Impact Giving | Building a Culture of Philanthropy: One Pie at a Time

For Mountaineers member Matt Ray, the most transformational experiences of his life happened at a summer camp in the North Woods of Wisconsin. Part traditional sports camp and part old-fashioned sleepaway camp, PorterCamp offers a safe space for campers and staff to build a better understanding of who they are, while learning to develop healthy relationships and having a lot of fun in the process. Matt attended as a boy, and has since committed over half of his life volunteering to ensure today’s young campers experience the same magic he did more than three decades ago. Read more…

A Hidden Winter Gem: Going Hut-to-Hut in Western Washington

I’m not going to sugarcoat this for you. It’s a hard trek during winter. My best friend and I took on the challenge last spring, breaking trail for a full mile through fresh powder with heavy backpacks. We felt breathless as we snowshoed four miles to one of the highest points in Tahoma State Forest. But with every crunch beneath our snowshoes — and between the sounds of our groans - the top of Mount Rainier became more and more visible. Read more…

Footprints: Hiking vs. Carbon

Our family has hiked together since our 12-year-old daughter was a newborn. I remember our daughter’s first decade as a series of literal peaks and valleys, many of them in the Olympics. I can picture her chasing butterflies over Marmot Pass at age five, and searching for fairies in old growth cathedrals along the Dungeness River. When she finished first grade we backpacked into Grand Valley, then clambered up Grand Peak, a perch with majestic views into the heart of the Olympic wilderness. Read more…

Voices Heard | A Seattle Urban Park Ranger Bringing Diversity to the Outdoors

White, male and “midcareer,” Seattle’s Charles Beall in a lot of ways is the face of the National Park Service that turned 100 on August 25, 2016.

He also may be the best hope the agency has for changing that face to match the diversity that is rapidly transforming this country. And the reasons essentially start out the same: Because he is white, male and “midcareer.” Read more…

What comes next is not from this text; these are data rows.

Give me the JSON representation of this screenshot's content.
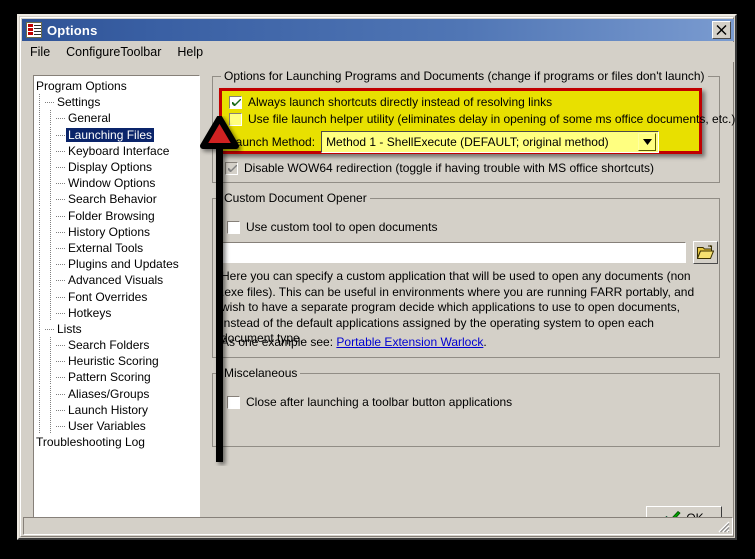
{
  "window": {
    "title": "Options",
    "icon": "options-list-icon",
    "close_label": "x"
  },
  "menubar": {
    "items": [
      {
        "label": "File",
        "name": "menu-file"
      },
      {
        "label": "ConfigureToolbar",
        "name": "menu-configure-toolbar"
      },
      {
        "label": "Help",
        "name": "menu-help"
      }
    ]
  },
  "tree": {
    "items": [
      {
        "label": "Program Options",
        "level": 0,
        "selected": false
      },
      {
        "label": "Settings",
        "level": 1,
        "selected": false
      },
      {
        "label": "General",
        "level": 2,
        "selected": false
      },
      {
        "label": "Launching Files",
        "level": 2,
        "selected": true
      },
      {
        "label": "Keyboard Interface",
        "level": 2,
        "selected": false
      },
      {
        "label": "Display Options",
        "level": 2,
        "selected": false
      },
      {
        "label": "Window Options",
        "level": 2,
        "selected": false
      },
      {
        "label": "Search Behavior",
        "level": 2,
        "selected": false
      },
      {
        "label": "Folder Browsing",
        "level": 2,
        "selected": false
      },
      {
        "label": "History Options",
        "level": 2,
        "selected": false
      },
      {
        "label": "External Tools",
        "level": 2,
        "selected": false
      },
      {
        "label": "Plugins and Updates",
        "level": 2,
        "selected": false
      },
      {
        "label": "Advanced Visuals",
        "level": 2,
        "selected": false
      },
      {
        "label": "Font Overrides",
        "level": 2,
        "selected": false
      },
      {
        "label": "Hotkeys",
        "level": 2,
        "selected": false
      },
      {
        "label": "Lists",
        "level": 1,
        "selected": false
      },
      {
        "label": "Search Folders",
        "level": 2,
        "selected": false
      },
      {
        "label": "Heuristic Scoring",
        "level": 2,
        "selected": false
      },
      {
        "label": "Pattern Scoring",
        "level": 2,
        "selected": false
      },
      {
        "label": "Aliases/Groups",
        "level": 2,
        "selected": false
      },
      {
        "label": "Launch History",
        "level": 2,
        "selected": false
      },
      {
        "label": "User Variables",
        "level": 2,
        "selected": false
      },
      {
        "label": "Troubleshooting Log",
        "level": 0,
        "selected": false
      }
    ]
  },
  "launch_group": {
    "title": "Options for Launching Programs and Documents (change if programs or files don't launch)",
    "always_launch_shortcuts": {
      "label": "Always launch shortcuts directly instead of resolving links",
      "checked": true
    },
    "use_file_launch_helper": {
      "label": "Use file launch helper utility (eliminates delay in opening of some ms office documents, etc.)",
      "checked": false
    },
    "launch_method": {
      "label": "Launch Method:",
      "value": "Method 1 - ShellExecute (DEFAULT; original method)",
      "options": [
        "Method 1 - ShellExecute (DEFAULT; original method)"
      ]
    },
    "disable_wow64": {
      "label": "Disable WOW64 redirection (toggle if having trouble with MS office shortcuts)",
      "checked": true,
      "disabled": true
    }
  },
  "custom_opener_group": {
    "title": "Custom Document Opener",
    "use_custom_tool": {
      "label": "Use custom tool to open documents",
      "checked": false
    },
    "path_field": {
      "value": "",
      "placeholder": ""
    },
    "browse_icon": "open-folder-icon",
    "description": "Here you can specify a custom application that will be used to open any documents (non .exe files).  This can be useful in environments where you are  running FARR portably, and wish to have a separate program decide which applications to use to open documents, instead of the default applications assigned by the operating system to open each document type.",
    "example_prefix": "As one example see: ",
    "example_link": "Portable Extension  Warlock",
    "example_suffix": "."
  },
  "misc_group": {
    "title": "Miscelaneous",
    "close_after_launching": {
      "label": "Close after launching a toolbar button applications",
      "checked": false
    }
  },
  "footer": {
    "ok_accel": "O",
    "ok_rest": "K",
    "ok_icon": "green-check-icon"
  },
  "annotation": {
    "arrow": "red-triangle-arrow-up",
    "arrow_color": "#d02020",
    "shaft_color": "#000000"
  },
  "colors": {
    "highlight_fill": "#e8e000",
    "highlight_border": "#c00000",
    "title_bar": "#3b5ca0",
    "dialog_face": "#d4d0c8",
    "selection": "#0a246a",
    "link": "#0000d0"
  }
}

Global Adventures | We Aren’t in Kansas Anymore: Trekking in Tasmania

Perhaps it was the splash of the shy platypus as it swam away after a close encounter with us on the trail, or the snarl of Tasmanian devils feeding on carcasses and biting each other at a sanctuary near the start of our trek. Or maybe it was the zzzzzzzzip of a big, black currawong bird unzipping a backpack and helping itself to the snacks in our backpacks, or the THUMP of the Bennett’s wallaby jumping away with a joey in her pouch as we watched from our hut. One thing was certain: we weren’t in Kansas anymore. Read more…

Last Word | Stoked

I was not stoked to write this column, not stoked at all, bra’.

When I hear someone say how stoked they are to get on with whatever it is they are getting on with, I get wistful at the lack of context.  Read more…

Self-Care in the Mountains: Magic in the Rwenzoris

The Mountaineers first met Tyrhee Moore in The Adventure Gap, a book we published chronicling the first all African-American summit attempt on Denali. Tyrhee was among the youngest of nine climbers, ranging in age from 17 to 65, to attempt the climb America’s highest peak. Since the 2013 expedition, his outdoor resume has grown to include Grand Teton, Mount Kilimanjaro, and Aconcagua. His experiences and challenges in the outdoors have garnered national attention, and he’s risen as an advocate for increasing interest and advocacy amongst black youth in outdoor spaces. Today Tyrhee speaks around the country on topics regarding the adventure gap and conservation leadership, and is a champion for increasing diversity in the outdoors. Read more…